Author: Karen Avivi
Date Published: April 19, 2013
Publisher: Karen Avivi
Genre: Young Adult
Barnes & Noble
Drop into the world of girls’ freestyle BMX for an action-packed summer road trip adventure.
Shredded by Karen Avivi is more than a teen girls’ sports book or a BMX biking book; it’s a motivating push-your-limits story for anyone who refuses to overlooked.
Josie Peters thinks she’ll do anything to qualify for the Ultimate BMX freestyle event the summer before her senior year so she and her friends take off on a summer road trip to hit the qualifying events in the Midwest. Late-night parties, an intimidating mega ramp, and the lure of sponsorships spark friction between the girls. When Josie’s best chance for success depends on her relationship with flashy rider R.T. Torres, she has to decide what she’s trying to win and how much she’ll sacrifice.
Shredded is a fast-paced, fun read that tackles feminism, friendship, sexism, and sibling rivalry. Even readers unfamiliar with BMX or extreme sports will be caught up in the adrenaline rush of Josie’s tricks, wipeouts, and wins. Hints of romance provide extra conflict without overtaking the main story.
Ideal for fans of realistic young adult fiction, Shredded features a strong female lead character who goes after what she wants by taking action.
Experience the rivalries, rejections, and triumphs of rule-breaking, gravity-defying girls who shred.
Engrossing, pulse-racing and features one hell of a daredevil for a heroine!
I'm all for strong female heroines in stories, and that was the main reason why I was so ecstatic when I was approved to read and review Shredded by Karen Avivi!
I LOVE JOSIE!!! She thrives in the male-dominated sport of freestyle BMX and kicks ass like it's nothing! And at the heart of it all, I appreciate that Josie took the lead and initiated change by leading female BMXers to be recognized.
First off, I do not know any trick on BMX. I only know how to ride a bike, and that's the extent of my talent when it comes to bicycles. But I do however, have experienced being the only female in a male-dominated environment.
I am a bit boyish in real life. I used to do Taekwondo and was the only female student when I joined the local dojang. Whenever the students paired up, I was always the odd one out, and the teacher often noticed me, but that didn't make me stop doing the sport. In College, we had summer training for Taekwondo because I got into the varsity team. I was still the only female during the summer training, so I had to endure lots of bruising because of sparring with guys twice my size. This background made me really appreciate Josie.
Story-wise, I appreciate that the story didn't solely focus on the romance aspect. This was actually one story where I was against the romance part, and was more into Josie as a character and her crusade to have female BMXers get the respect and recognition that they deserve. While I was reading on the latter part of the book, I got a little worried because Josie might lose herself and give into her attraction to RT. Thank God the ending was perfect, and I felt vindicated.

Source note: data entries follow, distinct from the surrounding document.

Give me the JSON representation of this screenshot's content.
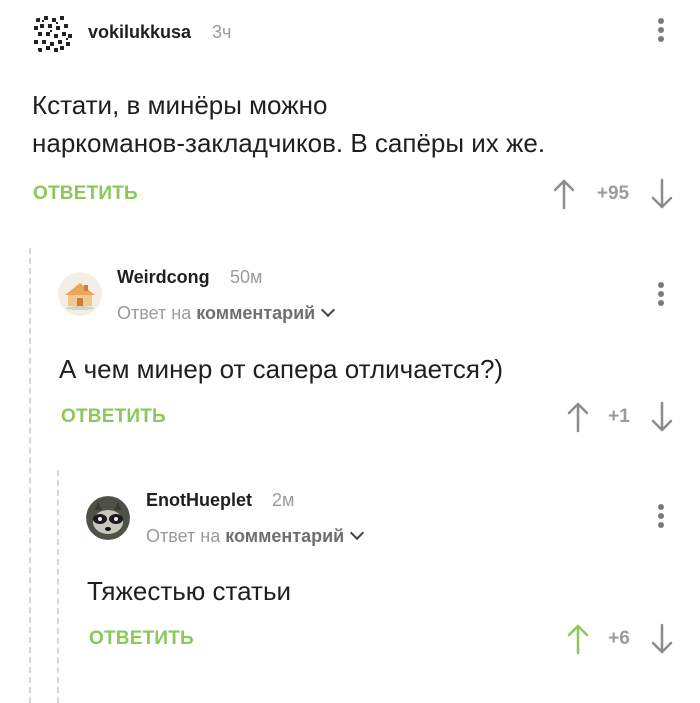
{
  "comments": [
    {
      "username": "vokilukkusa",
      "time": "3ч",
      "text_lines": [
        "Кстати, в минёры можно",
        "наркоманов-закладчиков. В сапёры их же."
      ],
      "reply_label": "ОТВЕТИТЬ",
      "score": "+95",
      "upvoted": false
    },
    {
      "username": "Weirdcong",
      "time": "50м",
      "reply_prefix": "Ответ на",
      "reply_link": "комментарий",
      "text_lines": [
        "А чем минер от сапера отличается?)"
      ],
      "reply_label": "ОТВЕТИТЬ",
      "score": "+1",
      "upvoted": false
    },
    {
      "username": "EnotHueplet",
      "time": "2м",
      "reply_prefix": "Ответ на",
      "reply_link": "комментарий",
      "text_lines": [
        "Тяжестью статьи"
      ],
      "reply_label": "ОТВЕТИТЬ",
      "score": "+6",
      "upvoted": true
    }
  ],
  "colors": {
    "accent_green": "#8ac858",
    "muted_gray": "#9b9b9b",
    "text": "#1f1f1f"
  },
  "icons": {
    "upvote": "arrow-up-icon",
    "downvote": "arrow-down-icon",
    "more": "more-vertical-icon",
    "expand": "chevron-down-icon"
  }
}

Also, I love that aside from the emotional roadblocks that Josie had to go through because of her personality, she also had to deal with external forces like having her parents agree for her to join a BMX competition in another place. Having to earn her parents' permission was really relatable, and the degree of dedication Josie showed for the craft she loved was really inspiring.
I also liked that she had to actually deal with male BMXers who are asses. They get more recognition and perks during competitions, but Josie did not let this faze her. And there was also RT Torres, the potential love interest. I was a bit disappointed that he didn't deliver when it counted, but I loved Josie more so it wasn't really a loss on Josie's part.
The side characters are also awesome! I love the other two girls that Josie connected with because of BMX. They're definitely not your typical girls, and I really liked that about them. It's nice to have like-minded individuals as back-ups.
All in all, I highly recommend this to young-adult readers. This book is one very good example that young-adult books don't necessarily need to be about romance in order to be great. Karen Avivi's Shredded has a great plot, great development and one kickass female lead!